The data =
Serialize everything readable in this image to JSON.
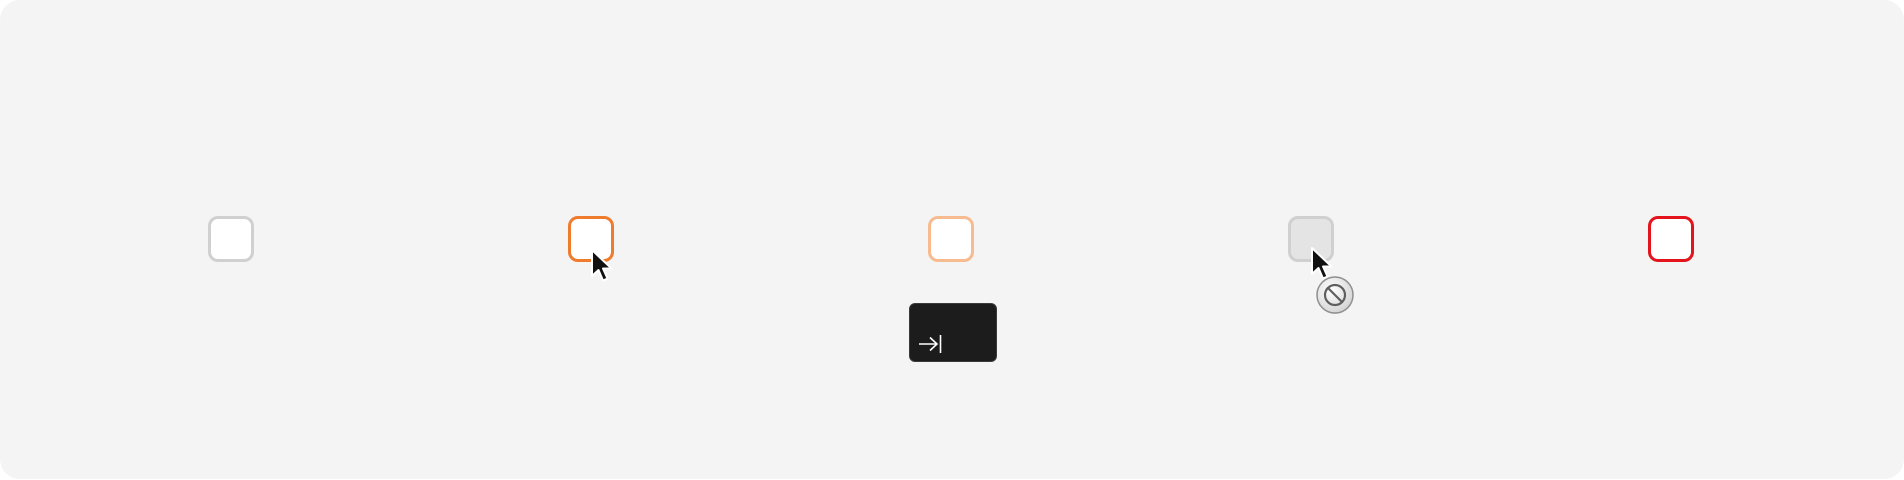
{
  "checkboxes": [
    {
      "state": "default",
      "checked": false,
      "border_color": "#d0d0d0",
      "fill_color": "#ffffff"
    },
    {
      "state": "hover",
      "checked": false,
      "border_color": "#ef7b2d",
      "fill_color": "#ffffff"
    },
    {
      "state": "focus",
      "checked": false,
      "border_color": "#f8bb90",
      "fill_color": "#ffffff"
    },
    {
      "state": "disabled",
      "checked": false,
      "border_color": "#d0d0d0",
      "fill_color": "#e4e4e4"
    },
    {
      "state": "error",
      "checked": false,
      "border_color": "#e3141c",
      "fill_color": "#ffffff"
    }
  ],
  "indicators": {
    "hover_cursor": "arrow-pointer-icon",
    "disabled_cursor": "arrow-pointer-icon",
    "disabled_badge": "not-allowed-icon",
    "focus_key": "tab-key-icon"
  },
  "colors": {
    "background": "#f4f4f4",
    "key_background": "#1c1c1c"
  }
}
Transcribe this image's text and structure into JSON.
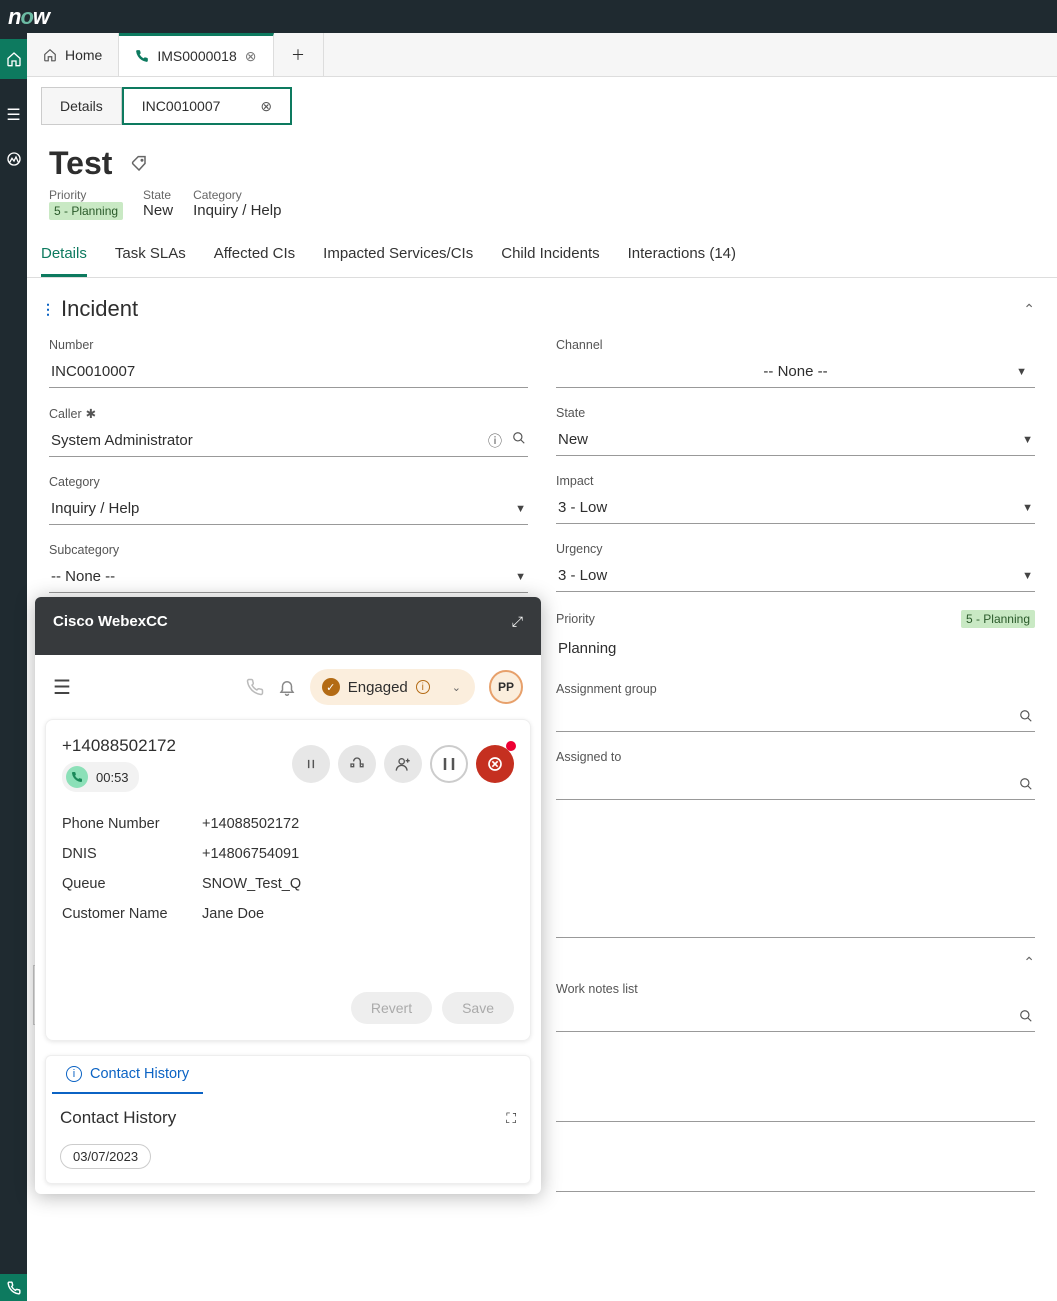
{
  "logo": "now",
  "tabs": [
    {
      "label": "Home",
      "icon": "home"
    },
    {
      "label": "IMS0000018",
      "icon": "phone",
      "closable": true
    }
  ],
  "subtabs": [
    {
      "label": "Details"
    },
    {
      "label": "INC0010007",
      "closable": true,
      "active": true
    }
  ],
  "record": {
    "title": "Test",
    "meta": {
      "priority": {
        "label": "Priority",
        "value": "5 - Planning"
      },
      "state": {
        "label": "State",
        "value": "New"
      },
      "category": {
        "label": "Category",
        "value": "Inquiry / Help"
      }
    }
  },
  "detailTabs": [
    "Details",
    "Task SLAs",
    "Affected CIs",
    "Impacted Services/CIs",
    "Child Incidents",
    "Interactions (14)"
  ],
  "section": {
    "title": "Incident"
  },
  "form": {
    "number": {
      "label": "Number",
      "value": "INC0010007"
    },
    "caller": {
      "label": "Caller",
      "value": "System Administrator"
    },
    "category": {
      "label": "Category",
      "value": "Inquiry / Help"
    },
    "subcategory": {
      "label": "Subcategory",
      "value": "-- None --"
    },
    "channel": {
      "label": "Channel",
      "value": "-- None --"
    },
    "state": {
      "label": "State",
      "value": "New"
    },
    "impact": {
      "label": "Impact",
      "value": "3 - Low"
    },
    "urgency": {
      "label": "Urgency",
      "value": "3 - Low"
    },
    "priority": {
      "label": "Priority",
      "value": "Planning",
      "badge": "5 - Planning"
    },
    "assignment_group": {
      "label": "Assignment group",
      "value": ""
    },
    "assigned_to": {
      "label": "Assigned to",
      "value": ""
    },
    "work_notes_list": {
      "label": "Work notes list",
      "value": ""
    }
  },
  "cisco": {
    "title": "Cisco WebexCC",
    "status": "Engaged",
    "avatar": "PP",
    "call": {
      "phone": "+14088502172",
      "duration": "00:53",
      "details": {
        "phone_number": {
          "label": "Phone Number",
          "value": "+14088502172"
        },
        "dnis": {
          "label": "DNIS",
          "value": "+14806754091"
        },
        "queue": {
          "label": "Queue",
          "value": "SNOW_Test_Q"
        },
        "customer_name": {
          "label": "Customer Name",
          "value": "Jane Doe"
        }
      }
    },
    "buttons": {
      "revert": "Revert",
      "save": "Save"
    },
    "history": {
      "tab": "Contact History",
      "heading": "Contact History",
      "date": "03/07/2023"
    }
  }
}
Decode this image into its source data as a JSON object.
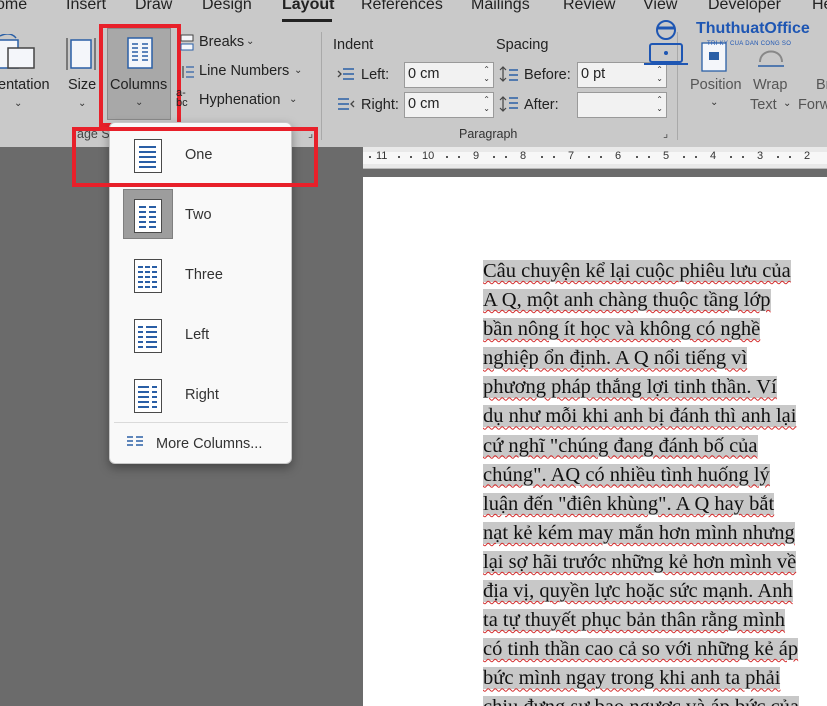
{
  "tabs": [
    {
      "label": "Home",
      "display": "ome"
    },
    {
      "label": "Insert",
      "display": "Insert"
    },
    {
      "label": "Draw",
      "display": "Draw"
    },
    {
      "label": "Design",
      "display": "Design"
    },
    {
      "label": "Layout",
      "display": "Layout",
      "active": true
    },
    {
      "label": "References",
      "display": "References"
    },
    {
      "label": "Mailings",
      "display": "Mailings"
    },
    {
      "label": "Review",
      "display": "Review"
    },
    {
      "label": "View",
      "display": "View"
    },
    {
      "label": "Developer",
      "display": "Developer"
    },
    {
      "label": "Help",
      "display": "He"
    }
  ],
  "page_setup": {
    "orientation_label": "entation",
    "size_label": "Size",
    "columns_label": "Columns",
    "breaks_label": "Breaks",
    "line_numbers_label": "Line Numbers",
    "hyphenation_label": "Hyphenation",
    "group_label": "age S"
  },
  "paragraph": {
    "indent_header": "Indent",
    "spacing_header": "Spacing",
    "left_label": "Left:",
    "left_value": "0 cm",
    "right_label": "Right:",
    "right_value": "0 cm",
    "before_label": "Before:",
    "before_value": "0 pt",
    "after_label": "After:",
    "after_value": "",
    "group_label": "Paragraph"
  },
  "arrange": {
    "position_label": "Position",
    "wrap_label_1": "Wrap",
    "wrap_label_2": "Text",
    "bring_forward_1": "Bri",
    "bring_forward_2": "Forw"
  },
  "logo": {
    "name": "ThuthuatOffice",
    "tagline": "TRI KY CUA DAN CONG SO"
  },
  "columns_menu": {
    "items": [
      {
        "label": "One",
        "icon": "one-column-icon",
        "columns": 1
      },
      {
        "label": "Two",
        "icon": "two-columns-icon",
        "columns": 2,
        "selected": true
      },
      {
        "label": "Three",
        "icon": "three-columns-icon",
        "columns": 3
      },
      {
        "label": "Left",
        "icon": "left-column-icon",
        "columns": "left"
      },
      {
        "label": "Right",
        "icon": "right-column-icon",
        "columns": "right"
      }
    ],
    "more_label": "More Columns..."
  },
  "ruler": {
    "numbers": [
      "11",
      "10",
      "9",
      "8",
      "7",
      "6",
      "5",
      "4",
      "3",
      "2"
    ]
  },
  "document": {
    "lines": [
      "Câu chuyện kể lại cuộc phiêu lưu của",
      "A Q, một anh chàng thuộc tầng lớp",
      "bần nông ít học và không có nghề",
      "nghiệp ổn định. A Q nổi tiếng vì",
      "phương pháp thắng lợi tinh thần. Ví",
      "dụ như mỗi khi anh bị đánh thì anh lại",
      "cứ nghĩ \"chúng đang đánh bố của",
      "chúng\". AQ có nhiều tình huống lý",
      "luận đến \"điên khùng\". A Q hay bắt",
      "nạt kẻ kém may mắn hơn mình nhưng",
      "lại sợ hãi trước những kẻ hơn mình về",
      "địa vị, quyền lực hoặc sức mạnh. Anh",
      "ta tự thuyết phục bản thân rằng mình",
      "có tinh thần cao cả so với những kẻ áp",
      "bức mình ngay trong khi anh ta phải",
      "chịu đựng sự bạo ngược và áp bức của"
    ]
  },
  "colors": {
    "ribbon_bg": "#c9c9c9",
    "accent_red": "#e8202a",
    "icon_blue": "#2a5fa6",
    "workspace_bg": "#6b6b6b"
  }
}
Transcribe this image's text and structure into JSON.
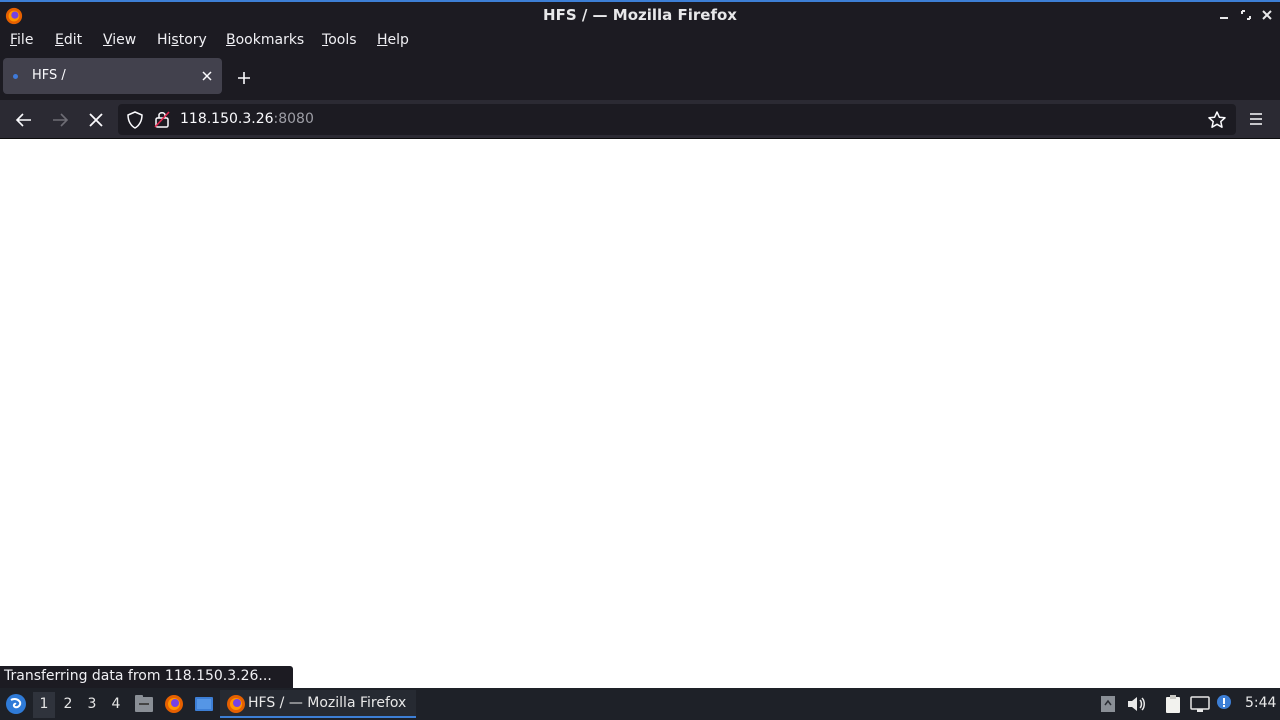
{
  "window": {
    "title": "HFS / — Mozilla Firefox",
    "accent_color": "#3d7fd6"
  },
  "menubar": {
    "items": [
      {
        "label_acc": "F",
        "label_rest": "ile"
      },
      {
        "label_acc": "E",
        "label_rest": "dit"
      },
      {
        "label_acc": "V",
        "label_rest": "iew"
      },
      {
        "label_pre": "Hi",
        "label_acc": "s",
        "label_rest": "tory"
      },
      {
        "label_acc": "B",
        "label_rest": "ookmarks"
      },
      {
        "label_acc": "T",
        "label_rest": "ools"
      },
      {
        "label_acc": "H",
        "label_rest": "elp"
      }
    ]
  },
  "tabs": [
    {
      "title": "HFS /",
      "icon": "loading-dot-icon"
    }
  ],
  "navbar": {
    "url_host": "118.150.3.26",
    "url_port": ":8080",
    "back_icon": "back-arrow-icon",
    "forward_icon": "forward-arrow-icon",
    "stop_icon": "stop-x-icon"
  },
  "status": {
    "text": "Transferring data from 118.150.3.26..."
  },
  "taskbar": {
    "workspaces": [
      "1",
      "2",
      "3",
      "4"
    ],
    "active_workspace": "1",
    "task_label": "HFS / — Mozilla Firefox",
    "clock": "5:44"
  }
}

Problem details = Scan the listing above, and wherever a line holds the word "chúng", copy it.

Written answer =
      "cứ nghĩ \"chúng đang đánh bố của",
      "chúng\". AQ có nhiều tình huống lý",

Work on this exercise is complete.